The strength of the Stallions’ bowling attack might depend on Jessy Singh’s availability, who was the most effective bowler for the team when he was available. Even without Singh, they have a fairly deep group: Stephen Wiig (26) and Justin Dill (20) are the primary wicket takers, though they come at a slightly expensive run rate, and Sachin Mylavarapu restricts opponent’s totals by over half a run per over. Without Singh, it’ll probably be Dill and Mylavarapu opening the bowling for the Stallions.
The Titans are led by top-line all-rounders Christopher Barnwell and Trevon Griffith. Along with Hammad Azam of the Golden State Grizzlies, Barnwell and Griffith are two of the three players in the league to add at least 100 runs with the bat and subtract 35 runs with the ball. Bhaskar Yadram adds some firepower with the bat, with 359 runs at a strike rate of 142.
With the ball, the Titans feature four elite bowlers. Barnwell, Griffith, Trinson Carmichael and Damion Jacobs each restrict opponents by over a run per over, offering incredible quality depth in the bowling attack. Among bowlers with 40+ overs, Trinson Carmichael is #4 in all Minor League Cricket with a bowling impact of -2.02 runs per over. Thirty of Carmichael’s 47 overs have come in the powerplay, so he will open the bowling with spin, probably alongside Trevon Griffith or Bhaskar Yadram, who each offer medium pace.
The model pegs the Eastern Conference Final to be basically a toss-up, with the Titans as just very slight favorites.

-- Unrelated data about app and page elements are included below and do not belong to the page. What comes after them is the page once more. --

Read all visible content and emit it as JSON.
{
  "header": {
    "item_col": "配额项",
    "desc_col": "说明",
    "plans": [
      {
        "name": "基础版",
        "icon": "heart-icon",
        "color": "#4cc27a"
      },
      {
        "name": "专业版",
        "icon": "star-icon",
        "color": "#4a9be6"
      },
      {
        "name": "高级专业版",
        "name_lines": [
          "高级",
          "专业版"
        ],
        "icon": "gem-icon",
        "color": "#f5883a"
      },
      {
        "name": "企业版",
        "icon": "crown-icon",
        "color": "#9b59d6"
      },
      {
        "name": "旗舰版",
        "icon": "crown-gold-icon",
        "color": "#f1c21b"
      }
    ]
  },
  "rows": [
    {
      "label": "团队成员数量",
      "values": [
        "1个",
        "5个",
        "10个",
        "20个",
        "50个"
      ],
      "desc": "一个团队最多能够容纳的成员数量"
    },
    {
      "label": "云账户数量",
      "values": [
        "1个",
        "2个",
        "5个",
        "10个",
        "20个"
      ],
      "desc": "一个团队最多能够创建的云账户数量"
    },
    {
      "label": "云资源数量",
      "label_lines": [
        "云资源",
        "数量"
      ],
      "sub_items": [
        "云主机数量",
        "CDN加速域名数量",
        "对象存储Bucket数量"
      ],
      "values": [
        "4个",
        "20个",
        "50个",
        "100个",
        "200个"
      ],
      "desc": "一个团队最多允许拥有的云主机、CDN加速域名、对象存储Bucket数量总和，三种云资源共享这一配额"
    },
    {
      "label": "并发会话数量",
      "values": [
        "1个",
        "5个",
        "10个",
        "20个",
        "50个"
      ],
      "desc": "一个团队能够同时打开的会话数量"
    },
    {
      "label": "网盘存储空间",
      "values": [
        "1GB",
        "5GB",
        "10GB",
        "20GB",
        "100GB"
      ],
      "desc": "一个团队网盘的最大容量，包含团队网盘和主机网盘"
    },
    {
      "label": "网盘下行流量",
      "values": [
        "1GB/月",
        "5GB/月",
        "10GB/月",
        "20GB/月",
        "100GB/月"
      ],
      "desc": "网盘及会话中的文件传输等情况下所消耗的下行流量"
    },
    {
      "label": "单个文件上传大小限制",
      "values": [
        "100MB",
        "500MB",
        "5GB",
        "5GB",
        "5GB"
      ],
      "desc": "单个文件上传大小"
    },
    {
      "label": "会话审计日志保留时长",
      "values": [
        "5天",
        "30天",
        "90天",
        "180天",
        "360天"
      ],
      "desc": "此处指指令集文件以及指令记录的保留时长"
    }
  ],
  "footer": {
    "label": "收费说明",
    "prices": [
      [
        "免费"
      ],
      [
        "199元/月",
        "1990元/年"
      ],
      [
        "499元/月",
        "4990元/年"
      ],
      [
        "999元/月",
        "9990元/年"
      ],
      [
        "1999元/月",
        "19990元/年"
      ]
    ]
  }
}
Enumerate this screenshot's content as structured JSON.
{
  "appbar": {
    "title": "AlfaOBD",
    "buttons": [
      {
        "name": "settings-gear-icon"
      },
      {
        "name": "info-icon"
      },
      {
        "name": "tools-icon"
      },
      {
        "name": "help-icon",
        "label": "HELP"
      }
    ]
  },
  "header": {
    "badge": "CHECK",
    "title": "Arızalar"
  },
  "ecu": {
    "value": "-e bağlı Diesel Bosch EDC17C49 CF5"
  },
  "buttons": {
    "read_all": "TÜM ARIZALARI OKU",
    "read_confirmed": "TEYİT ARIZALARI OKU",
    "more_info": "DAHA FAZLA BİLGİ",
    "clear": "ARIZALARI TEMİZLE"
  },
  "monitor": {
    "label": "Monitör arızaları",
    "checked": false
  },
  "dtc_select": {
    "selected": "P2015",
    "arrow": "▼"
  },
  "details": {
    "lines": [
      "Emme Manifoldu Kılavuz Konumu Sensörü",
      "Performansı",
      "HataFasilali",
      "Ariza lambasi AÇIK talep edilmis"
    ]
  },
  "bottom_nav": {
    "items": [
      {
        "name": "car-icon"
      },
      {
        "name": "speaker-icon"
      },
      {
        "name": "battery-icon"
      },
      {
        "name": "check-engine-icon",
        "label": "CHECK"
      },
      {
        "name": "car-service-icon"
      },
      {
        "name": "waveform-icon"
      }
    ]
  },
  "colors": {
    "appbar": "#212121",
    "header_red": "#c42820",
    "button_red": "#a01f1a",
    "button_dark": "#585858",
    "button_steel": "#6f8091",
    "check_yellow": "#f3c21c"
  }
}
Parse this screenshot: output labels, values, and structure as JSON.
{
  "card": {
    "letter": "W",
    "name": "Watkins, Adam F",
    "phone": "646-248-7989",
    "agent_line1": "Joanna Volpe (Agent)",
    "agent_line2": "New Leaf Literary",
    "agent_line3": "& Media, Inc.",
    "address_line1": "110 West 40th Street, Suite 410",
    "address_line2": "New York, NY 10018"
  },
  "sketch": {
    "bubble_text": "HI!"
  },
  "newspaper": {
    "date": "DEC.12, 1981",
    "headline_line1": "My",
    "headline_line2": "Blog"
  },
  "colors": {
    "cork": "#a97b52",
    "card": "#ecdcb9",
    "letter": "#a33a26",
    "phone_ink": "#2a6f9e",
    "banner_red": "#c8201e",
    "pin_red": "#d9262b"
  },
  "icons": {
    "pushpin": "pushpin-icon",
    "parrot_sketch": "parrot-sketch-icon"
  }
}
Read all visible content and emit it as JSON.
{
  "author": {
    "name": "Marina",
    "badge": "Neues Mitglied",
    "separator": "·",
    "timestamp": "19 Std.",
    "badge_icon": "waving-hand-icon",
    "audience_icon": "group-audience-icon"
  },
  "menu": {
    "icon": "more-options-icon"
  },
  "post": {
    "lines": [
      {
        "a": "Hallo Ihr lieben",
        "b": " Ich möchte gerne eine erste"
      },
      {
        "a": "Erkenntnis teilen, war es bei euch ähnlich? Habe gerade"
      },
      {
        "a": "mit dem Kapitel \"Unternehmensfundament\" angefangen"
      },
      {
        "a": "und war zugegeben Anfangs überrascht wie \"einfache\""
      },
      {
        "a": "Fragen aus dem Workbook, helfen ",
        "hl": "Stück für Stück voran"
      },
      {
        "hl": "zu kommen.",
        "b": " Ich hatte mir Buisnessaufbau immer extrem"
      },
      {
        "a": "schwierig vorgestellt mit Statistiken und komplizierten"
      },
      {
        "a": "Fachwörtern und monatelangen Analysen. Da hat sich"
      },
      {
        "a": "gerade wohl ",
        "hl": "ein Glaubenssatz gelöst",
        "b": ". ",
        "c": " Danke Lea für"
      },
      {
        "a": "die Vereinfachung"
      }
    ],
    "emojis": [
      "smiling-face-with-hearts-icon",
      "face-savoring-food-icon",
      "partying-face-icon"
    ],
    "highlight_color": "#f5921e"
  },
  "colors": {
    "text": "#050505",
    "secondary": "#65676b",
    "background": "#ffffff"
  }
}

In the regular season, the Stallions were able to defend somewhat light totals in each match-up. We’ll find out this weekend if it’ll be “third time’s the charm” for the Titans. Happy watching!